## [TASK GOAL]
Print out each record below, unaltered and complete, without its images.

## [INPUT FOR THIS TASK]
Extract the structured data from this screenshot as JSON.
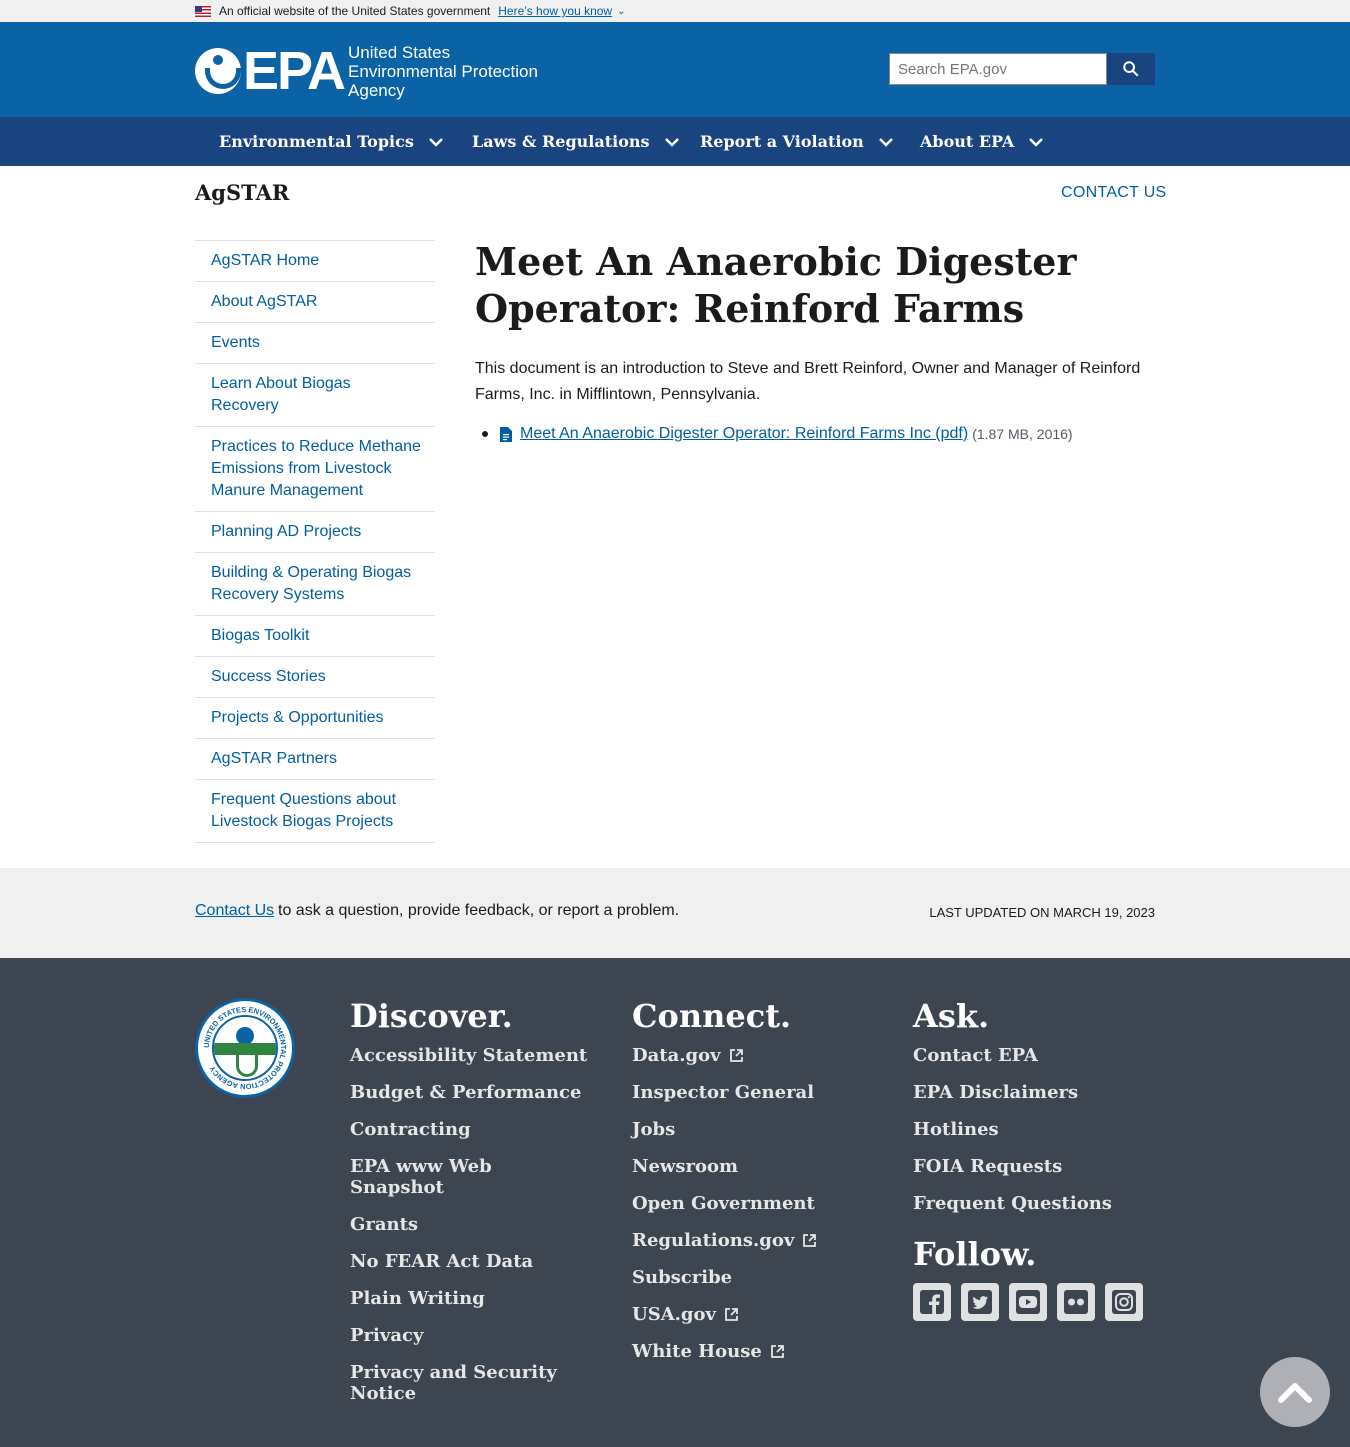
{
  "gov_banner": {
    "official_text": "An official website of the United States government",
    "how_link": "Here’s how you know"
  },
  "header": {
    "logo_acronym": "EPA",
    "logo_lines": [
      "United States",
      "Environmental Protection",
      "Agency"
    ],
    "search_placeholder": "Search EPA.gov"
  },
  "nav": {
    "items": [
      {
        "label": "Environmental Topics"
      },
      {
        "label": "Laws & Regulations"
      },
      {
        "label": "Report a Violation"
      },
      {
        "label": "About EPA"
      }
    ]
  },
  "page": {
    "site_title": "AgSTAR",
    "contact_us": "CONTACT US",
    "title": "Meet An Anaerobic Digester Operator: Reinford Farms",
    "intro": "This document is an introduction to Steve and Brett Reinford, Owner and Manager of Reinford Farms, Inc. in Mifflintown, Pennsylvania.",
    "document": {
      "link_text": "Meet An Anaerobic Digester Operator: Reinford Farms Inc (pdf)",
      "meta": "(1.87 MB, 2016)"
    }
  },
  "sidebar": {
    "items": [
      {
        "label": "AgSTAR Home"
      },
      {
        "label": "About AgSTAR"
      },
      {
        "label": "Events"
      },
      {
        "label": "Learn About Biogas Recovery"
      },
      {
        "label": "Practices to Reduce Methane Emissions from Livestock Manure Management"
      },
      {
        "label": "Planning AD Projects"
      },
      {
        "label": "Building & Operating Biogas Recovery Systems"
      },
      {
        "label": "Biogas Toolkit"
      },
      {
        "label": "Success Stories"
      },
      {
        "label": "Projects & Opportunities"
      },
      {
        "label": "AgSTAR Partners"
      },
      {
        "label": "Frequent Questions about Livestock Biogas Projects"
      }
    ]
  },
  "feedback": {
    "contact_link": "Contact Us",
    "tail_text": "to ask a question, provide feedback, or report a problem.",
    "last_updated": "LAST UPDATED ON MARCH 19, 2023"
  },
  "footer": {
    "seal_text": "UNITED STATES ENVIRONMENTAL PROTECTION AGENCY",
    "discover": {
      "heading": "Discover.",
      "links": [
        "Accessibility Statement",
        "Budget & Performance",
        "Contracting",
        "EPA www Web Snapshot",
        "Grants",
        "No FEAR Act Data",
        "Plain Writing",
        "Privacy",
        "Privacy and Security Notice"
      ]
    },
    "connect": {
      "heading": "Connect.",
      "links": [
        {
          "label": "Data.gov",
          "external": true
        },
        {
          "label": "Inspector General",
          "external": false
        },
        {
          "label": "Jobs",
          "external": false
        },
        {
          "label": "Newsroom",
          "external": false
        },
        {
          "label": "Open Government",
          "external": false
        },
        {
          "label": "Regulations.gov",
          "external": true
        },
        {
          "label": "Subscribe",
          "external": false
        },
        {
          "label": "USA.gov",
          "external": true
        },
        {
          "label": "White House",
          "external": true
        }
      ]
    },
    "ask": {
      "heading": "Ask.",
      "links": [
        "Contact EPA",
        "EPA Disclaimers",
        "Hotlines",
        "FOIA Requests",
        "Frequent Questions"
      ]
    },
    "follow": {
      "heading": "Follow.",
      "icons": [
        "facebook-icon",
        "twitter-icon",
        "youtube-icon",
        "flickr-icon",
        "instagram-icon"
      ]
    }
  },
  "colors": {
    "header_blue": "#0b62a4",
    "nav_blue": "#1a4480",
    "link_blue": "#005ea2",
    "footer_bg": "#3d4551"
  }
}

## [WRITTEN RESPONSE]
Extract the structured data from this screenshot as JSON.
{
  "gov_banner": {
    "official_text": "An official website of the United States government",
    "how_link": "Here’s how you know"
  },
  "header": {
    "logo_acronym": "EPA",
    "logo_lines": [
      "United States",
      "Environmental Protection",
      "Agency"
    ],
    "search_placeholder": "Search EPA.gov"
  },
  "nav": {
    "items": [
      {
        "label": "Environmental Topics"
      },
      {
        "label": "Laws & Regulations"
      },
      {
        "label": "Report a Violation"
      },
      {
        "label": "About EPA"
      }
    ]
  },
  "page": {
    "site_title": "AgSTAR",
    "contact_us": "CONTACT US",
    "title": "Meet An Anaerobic Digester Operator: Reinford Farms",
    "intro": "This document is an introduction to Steve and Brett Reinford, Owner and Manager of Reinford Farms, Inc. in Mifflintown, Pennsylvania.",
    "document": {
      "link_text": "Meet An Anaerobic Digester Operator: Reinford Farms Inc (pdf)",
      "meta": "(1.87 MB, 2016)"
    }
  },
  "sidebar": {
    "items": [
      {
        "label": "AgSTAR Home"
      },
      {
        "label": "About AgSTAR"
      },
      {
        "label": "Events"
      },
      {
        "label": "Learn About Biogas Recovery"
      },
      {
        "label": "Practices to Reduce Methane Emissions from Livestock Manure Management"
      },
      {
        "label": "Planning AD Projects"
      },
      {
        "label": "Building & Operating Biogas Recovery Systems"
      },
      {
        "label": "Biogas Toolkit"
      },
      {
        "label": "Success Stories"
      },
      {
        "label": "Projects & Opportunities"
      },
      {
        "label": "AgSTAR Partners"
      },
      {
        "label": "Frequent Questions about Livestock Biogas Projects"
      }
    ]
  },
  "feedback": {
    "contact_link": "Contact Us",
    "tail_text": "to ask a question, provide feedback, or report a problem.",
    "last_updated": "LAST UPDATED ON MARCH 19, 2023"
  },
  "footer": {
    "seal_text": "UNITED STATES ENVIRONMENTAL PROTECTION AGENCY",
    "discover": {
      "heading": "Discover.",
      "links": [
        "Accessibility Statement",
        "Budget & Performance",
        "Contracting",
        "EPA www Web Snapshot",
        "Grants",
        "No FEAR Act Data",
        "Plain Writing",
        "Privacy",
        "Privacy and Security Notice"
      ]
    },
    "connect": {
      "heading": "Connect.",
      "links": [
        {
          "label": "Data.gov",
          "external": true
        },
        {
          "label": "Inspector General",
          "external": false
        },
        {
          "label": "Jobs",
          "external": false
        },
        {
          "label": "Newsroom",
          "external": false
        },
        {
          "label": "Open Government",
          "external": false
        },
        {
          "label": "Regulations.gov",
          "external": true
        },
        {
          "label": "Subscribe",
          "external": false
        },
        {
          "label": "USA.gov",
          "external": true
        },
        {
          "label": "White House",
          "external": true
        }
      ]
    },
    "ask": {
      "heading": "Ask.",
      "links": [
        "Contact EPA",
        "EPA Disclaimers",
        "Hotlines",
        "FOIA Requests",
        "Frequent Questions"
      ]
    },
    "follow": {
      "heading": "Follow.",
      "icons": [
        "facebook-icon",
        "twitter-icon",
        "youtube-icon",
        "flickr-icon",
        "instagram-icon"
      ]
    }
  },
  "colors": {
    "header_blue": "#0b62a4",
    "nav_blue": "#1a4480",
    "link_blue": "#005ea2",
    "footer_bg": "#3d4551"
  }
}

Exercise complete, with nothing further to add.